Full Car History
For no particular reason other than kicks, here's every car I've owned. (Except for the last one, the photos are not mine, but they're accurate, including the colors.)
1972 Opel Kadette Wagon. I bought my first car from my mother. It put up with a lot of abuse from me, but I also kept it running exceptionally well. But a relatively minor accident spelled doom because a rusted battery clamp broke; the battery crushed the carburetor and caused other significant damage. (Insert sad smiley here.)
1972 Ford Pinto. When the Opel died, I borrowed this wreck from my hobby shop boss. It was in horrible shape and ran like crap, but it lasted long enough for me to save my pennies for something (marginally) better.
1980 Chevy Chevette Scooter. Although my first new car may have been something of an embarrassment, it got me from point A to B reliably enough... until some guy fell asleep at the wheel, blew through a stop sign, and ran me off the road right into a construction site. The impact nearly folded the car in two—vertically. I took the other driver to court and won. Which enabled a significant upgrade...
1981˝ Dodge Charger 2.2. My girlfriend at the time talked me into this beastie, which I bought off the showroom floor. It was actually just a Dodge Omni 024 with a fancy paint scheme and a tuned exhaust that gave the four-banger an impressive throaty growl. But the engine seals began leaking badly after only 50,000 miles—a known issue with this model.
1983 Nissan Sentra Hatchback. My first "adult" car was about as plain vanilla as they come. It was also my first automatic. Although it ran well enough, unfortunately Nissan used crappy steel, and the rear strut mounts rusted through after 3-4 years. I also made the mistake of leasing it, and learned the hard way what happens when your leased car is towed in New York City. Hint: it's a nightmare getting it back. Last time I ever leased.

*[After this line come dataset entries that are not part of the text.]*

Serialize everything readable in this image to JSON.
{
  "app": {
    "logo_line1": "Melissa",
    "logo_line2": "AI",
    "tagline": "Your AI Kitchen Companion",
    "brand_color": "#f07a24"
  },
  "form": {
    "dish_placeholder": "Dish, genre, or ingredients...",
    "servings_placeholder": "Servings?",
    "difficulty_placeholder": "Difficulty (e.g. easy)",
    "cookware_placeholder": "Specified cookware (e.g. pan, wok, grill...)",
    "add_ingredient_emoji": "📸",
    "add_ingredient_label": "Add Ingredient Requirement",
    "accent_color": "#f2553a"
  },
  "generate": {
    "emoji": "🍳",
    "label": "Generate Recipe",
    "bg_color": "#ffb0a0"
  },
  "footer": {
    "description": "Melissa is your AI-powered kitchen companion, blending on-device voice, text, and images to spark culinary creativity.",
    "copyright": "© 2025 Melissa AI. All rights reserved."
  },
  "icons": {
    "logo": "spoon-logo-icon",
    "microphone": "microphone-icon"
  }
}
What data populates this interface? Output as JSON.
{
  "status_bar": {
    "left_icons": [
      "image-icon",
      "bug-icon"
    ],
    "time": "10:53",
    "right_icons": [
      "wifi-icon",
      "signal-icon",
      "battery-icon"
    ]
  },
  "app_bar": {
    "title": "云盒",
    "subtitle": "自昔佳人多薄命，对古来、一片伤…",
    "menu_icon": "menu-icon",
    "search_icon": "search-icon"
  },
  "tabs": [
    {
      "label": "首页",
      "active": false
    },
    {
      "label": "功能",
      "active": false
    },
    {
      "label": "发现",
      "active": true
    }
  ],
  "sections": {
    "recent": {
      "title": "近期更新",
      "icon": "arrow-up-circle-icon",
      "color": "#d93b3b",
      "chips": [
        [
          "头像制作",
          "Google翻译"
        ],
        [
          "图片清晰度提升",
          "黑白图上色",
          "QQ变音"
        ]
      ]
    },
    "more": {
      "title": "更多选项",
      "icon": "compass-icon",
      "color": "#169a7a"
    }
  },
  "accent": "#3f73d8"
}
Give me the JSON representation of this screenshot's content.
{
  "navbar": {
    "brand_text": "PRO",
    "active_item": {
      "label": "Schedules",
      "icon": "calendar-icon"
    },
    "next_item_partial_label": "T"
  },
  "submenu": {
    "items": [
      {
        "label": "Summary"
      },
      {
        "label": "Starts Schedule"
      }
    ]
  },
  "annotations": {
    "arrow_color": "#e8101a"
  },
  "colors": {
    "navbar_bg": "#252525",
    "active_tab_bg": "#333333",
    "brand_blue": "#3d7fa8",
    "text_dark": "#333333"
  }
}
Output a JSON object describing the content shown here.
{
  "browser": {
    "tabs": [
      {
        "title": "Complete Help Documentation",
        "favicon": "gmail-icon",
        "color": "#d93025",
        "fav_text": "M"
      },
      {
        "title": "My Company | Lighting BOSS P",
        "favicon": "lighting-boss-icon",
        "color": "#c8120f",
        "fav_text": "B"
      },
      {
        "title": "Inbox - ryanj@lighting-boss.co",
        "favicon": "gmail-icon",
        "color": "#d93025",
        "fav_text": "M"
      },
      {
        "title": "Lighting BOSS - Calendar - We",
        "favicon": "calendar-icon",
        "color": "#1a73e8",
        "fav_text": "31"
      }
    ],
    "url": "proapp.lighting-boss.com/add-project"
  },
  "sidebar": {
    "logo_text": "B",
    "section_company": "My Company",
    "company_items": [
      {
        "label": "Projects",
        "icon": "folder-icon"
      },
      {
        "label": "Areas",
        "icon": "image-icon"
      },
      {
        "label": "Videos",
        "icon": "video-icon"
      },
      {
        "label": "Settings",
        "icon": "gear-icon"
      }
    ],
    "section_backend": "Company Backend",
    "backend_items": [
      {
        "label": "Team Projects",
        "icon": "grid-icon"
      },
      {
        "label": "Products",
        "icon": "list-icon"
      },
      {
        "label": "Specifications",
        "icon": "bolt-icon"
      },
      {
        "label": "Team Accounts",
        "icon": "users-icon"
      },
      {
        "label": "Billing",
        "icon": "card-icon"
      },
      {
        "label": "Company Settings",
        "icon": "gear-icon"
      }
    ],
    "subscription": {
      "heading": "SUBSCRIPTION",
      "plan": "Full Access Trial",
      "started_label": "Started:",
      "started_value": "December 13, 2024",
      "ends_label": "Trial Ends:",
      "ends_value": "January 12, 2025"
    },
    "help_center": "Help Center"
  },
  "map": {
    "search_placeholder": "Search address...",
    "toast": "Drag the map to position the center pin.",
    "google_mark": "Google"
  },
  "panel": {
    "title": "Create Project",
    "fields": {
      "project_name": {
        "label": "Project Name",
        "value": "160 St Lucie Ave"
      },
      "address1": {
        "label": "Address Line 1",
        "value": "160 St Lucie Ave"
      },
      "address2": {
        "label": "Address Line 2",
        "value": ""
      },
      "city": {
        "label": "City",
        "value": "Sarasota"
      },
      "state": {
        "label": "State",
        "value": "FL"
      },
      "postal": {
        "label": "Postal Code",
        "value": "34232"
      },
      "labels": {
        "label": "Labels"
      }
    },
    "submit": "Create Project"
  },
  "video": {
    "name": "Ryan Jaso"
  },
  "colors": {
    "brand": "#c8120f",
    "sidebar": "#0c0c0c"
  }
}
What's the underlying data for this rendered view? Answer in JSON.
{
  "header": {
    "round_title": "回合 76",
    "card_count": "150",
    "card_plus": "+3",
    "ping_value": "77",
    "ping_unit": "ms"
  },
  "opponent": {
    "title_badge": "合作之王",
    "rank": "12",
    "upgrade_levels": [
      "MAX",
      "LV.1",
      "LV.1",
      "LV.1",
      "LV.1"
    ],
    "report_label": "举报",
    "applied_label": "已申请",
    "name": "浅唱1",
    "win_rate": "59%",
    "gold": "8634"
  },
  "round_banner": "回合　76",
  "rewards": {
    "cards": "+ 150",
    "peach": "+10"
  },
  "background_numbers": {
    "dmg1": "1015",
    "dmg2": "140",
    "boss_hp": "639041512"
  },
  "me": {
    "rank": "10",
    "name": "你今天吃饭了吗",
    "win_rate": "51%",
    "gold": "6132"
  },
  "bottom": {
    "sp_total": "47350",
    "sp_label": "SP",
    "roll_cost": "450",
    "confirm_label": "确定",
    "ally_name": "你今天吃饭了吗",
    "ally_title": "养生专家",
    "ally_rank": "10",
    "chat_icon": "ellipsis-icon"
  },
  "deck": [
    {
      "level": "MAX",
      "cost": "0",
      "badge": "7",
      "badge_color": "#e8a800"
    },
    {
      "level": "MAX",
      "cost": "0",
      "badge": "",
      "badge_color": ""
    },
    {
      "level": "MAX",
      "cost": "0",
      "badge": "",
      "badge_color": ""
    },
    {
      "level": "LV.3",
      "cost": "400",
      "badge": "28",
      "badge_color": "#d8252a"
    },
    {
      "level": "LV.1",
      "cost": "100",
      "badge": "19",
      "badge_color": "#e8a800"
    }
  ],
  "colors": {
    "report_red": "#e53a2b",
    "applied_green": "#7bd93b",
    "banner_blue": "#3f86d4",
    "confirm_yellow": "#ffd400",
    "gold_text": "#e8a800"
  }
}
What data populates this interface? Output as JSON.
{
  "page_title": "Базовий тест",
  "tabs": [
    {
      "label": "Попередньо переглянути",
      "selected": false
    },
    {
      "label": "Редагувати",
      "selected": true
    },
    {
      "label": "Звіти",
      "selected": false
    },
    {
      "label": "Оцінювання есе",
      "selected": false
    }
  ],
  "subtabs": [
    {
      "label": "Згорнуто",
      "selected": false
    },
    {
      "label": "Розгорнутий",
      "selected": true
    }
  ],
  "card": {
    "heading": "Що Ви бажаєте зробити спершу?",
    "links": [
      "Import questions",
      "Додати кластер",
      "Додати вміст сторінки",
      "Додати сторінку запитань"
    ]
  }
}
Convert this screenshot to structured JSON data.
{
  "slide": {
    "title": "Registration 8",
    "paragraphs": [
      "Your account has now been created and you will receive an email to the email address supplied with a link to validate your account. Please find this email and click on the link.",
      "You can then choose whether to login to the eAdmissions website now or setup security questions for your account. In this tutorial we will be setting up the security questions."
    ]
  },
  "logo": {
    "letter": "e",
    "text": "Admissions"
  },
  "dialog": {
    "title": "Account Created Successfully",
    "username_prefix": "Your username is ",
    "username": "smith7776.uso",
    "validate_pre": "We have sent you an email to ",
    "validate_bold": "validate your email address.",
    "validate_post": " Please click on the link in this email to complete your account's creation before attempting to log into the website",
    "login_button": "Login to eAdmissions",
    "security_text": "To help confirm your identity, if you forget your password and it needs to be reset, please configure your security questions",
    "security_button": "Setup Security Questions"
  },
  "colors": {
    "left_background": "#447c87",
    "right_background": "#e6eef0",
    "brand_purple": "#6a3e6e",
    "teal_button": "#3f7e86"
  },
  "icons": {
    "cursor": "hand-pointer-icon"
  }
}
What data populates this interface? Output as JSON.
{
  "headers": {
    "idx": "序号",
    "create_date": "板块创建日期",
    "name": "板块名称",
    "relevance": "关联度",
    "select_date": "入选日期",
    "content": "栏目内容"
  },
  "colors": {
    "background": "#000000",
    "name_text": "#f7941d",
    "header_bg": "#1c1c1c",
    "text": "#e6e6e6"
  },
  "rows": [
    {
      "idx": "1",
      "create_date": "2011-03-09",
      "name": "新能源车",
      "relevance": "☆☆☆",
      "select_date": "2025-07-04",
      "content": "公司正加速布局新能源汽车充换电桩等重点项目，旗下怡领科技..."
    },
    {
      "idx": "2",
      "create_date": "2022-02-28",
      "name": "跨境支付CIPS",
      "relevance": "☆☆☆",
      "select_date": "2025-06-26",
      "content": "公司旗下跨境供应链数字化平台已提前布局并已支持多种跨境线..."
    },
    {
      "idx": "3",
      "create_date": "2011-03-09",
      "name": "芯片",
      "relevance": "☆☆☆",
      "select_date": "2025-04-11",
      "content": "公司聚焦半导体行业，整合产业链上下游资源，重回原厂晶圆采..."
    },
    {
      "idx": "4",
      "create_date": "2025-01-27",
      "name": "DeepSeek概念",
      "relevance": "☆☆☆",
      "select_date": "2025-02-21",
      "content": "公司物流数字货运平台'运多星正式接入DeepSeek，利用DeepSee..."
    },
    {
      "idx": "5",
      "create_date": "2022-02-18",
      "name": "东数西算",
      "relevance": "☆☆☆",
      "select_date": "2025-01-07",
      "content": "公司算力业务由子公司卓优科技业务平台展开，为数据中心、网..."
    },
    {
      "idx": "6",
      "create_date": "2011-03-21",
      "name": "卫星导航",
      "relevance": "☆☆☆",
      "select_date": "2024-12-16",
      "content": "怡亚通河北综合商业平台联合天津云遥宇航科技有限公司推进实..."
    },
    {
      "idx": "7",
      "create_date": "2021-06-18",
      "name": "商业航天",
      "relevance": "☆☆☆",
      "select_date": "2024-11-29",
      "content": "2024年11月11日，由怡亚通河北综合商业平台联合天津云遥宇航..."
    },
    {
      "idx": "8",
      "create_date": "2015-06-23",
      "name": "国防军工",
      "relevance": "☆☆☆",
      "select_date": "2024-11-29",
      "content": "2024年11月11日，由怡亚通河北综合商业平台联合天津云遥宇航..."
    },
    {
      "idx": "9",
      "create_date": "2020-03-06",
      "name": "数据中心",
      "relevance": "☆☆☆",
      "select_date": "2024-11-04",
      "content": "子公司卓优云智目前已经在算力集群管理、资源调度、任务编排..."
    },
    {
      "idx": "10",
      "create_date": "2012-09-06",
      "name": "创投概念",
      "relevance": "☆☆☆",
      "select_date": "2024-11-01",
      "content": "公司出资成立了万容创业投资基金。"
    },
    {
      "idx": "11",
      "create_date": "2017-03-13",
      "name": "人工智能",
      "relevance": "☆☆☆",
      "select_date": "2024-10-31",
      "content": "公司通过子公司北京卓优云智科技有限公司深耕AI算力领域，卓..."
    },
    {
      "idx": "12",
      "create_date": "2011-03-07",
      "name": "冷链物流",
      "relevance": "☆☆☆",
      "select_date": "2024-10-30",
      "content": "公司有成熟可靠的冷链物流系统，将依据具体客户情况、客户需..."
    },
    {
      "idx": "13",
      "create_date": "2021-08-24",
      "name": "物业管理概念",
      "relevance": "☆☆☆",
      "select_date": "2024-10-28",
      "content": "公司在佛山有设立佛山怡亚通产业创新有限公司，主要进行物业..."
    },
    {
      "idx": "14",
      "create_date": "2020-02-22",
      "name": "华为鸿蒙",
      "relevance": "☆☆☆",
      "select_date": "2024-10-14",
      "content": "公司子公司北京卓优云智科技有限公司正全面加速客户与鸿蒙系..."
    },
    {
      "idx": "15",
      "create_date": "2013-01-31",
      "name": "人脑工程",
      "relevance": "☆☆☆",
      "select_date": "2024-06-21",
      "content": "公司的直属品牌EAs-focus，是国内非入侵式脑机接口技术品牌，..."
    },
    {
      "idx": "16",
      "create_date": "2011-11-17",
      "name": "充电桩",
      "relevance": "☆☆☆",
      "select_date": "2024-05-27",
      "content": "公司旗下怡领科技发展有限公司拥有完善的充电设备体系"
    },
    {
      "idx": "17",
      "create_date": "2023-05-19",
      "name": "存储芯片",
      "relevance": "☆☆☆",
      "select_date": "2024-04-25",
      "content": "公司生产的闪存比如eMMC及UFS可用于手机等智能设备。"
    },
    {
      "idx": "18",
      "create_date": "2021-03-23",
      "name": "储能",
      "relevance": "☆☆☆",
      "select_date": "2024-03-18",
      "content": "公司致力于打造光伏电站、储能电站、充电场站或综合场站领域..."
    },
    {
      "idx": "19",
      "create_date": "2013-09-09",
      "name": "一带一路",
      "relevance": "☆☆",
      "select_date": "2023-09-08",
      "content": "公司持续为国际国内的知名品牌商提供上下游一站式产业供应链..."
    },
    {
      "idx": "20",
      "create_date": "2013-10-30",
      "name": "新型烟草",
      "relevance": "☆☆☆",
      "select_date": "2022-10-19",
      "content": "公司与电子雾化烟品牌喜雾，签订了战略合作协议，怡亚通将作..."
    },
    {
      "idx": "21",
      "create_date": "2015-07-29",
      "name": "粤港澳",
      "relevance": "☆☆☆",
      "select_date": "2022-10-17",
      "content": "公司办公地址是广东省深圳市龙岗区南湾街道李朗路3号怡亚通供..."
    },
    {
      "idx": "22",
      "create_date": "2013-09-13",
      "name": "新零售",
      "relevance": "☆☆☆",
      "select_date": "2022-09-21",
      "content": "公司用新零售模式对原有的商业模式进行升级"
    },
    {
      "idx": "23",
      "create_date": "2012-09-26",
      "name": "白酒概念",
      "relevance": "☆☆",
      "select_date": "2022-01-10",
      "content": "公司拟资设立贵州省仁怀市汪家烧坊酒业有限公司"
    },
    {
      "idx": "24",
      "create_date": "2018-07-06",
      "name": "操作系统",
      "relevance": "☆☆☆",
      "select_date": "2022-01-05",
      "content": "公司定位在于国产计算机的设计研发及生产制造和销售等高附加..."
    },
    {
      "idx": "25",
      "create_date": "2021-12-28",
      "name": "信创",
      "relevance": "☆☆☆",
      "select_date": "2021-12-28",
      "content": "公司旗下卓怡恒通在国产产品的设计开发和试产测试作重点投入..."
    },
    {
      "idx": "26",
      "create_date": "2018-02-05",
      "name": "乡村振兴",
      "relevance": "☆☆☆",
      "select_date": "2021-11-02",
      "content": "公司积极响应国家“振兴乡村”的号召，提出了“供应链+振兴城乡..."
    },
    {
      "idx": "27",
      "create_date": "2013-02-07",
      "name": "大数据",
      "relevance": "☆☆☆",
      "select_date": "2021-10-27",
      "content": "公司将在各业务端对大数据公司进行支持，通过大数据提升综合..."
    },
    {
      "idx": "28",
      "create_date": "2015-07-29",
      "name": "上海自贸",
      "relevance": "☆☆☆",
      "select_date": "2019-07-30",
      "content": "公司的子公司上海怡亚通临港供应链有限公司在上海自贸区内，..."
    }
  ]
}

1983 Honda Civic CRX. I'd had my eye on the CRX for some time, and I finally found a used one for a song. Later, when I looked under the carpet, I found out why it was so cheap: it was very close to becoming a "Flintstone" car, so I didn't keep it long. But it was one of the most fun cars to drive—I still miss this one. (Insert wistful smiley here.)
1986 Honda Civic CRX. Still craving the fun of the nimble CRX, I got another old bucket of rust and tried my best to patch it up. Sadly, I was rear-ended by a distracted driver—right after I'd lost my job, no less. And because it was so old, I got next to nothing for it from insurance.
1999 Suzuki Swift 3-Door. Having to buy a car while I was unemployed forced me to get the absolute cheapest one on the market. But as it happened, this $8K "turdlet" (as I called it) was a remarkably good little car, with unbeatable gas mileage: 50+ MPG! If it only had rack and pinion steering, it would have been nearly as nimble as a CRX. Plus, it had serious driver space—with the seat all the way back, I couldn't reach the pedals (I'm six feet!), and there was at least a half foot of headroom. I even drove around with three adult passengers, and there were no complaints at all. Amazing.
2005 Subaru Forester XT. An excellent new job allowed me to finally ditch the turdlet and get a "real" car, and this Forester delivered quality and performance in spades. It was also the fastest car I'd ever owned—way faster than the Charger. When I retired, I had enough capital to trade up to the 2015 model, which brings us 'round to the beginning of the story.
Copyright © 2017-2019 by David K. Smith. All Rights Reserved.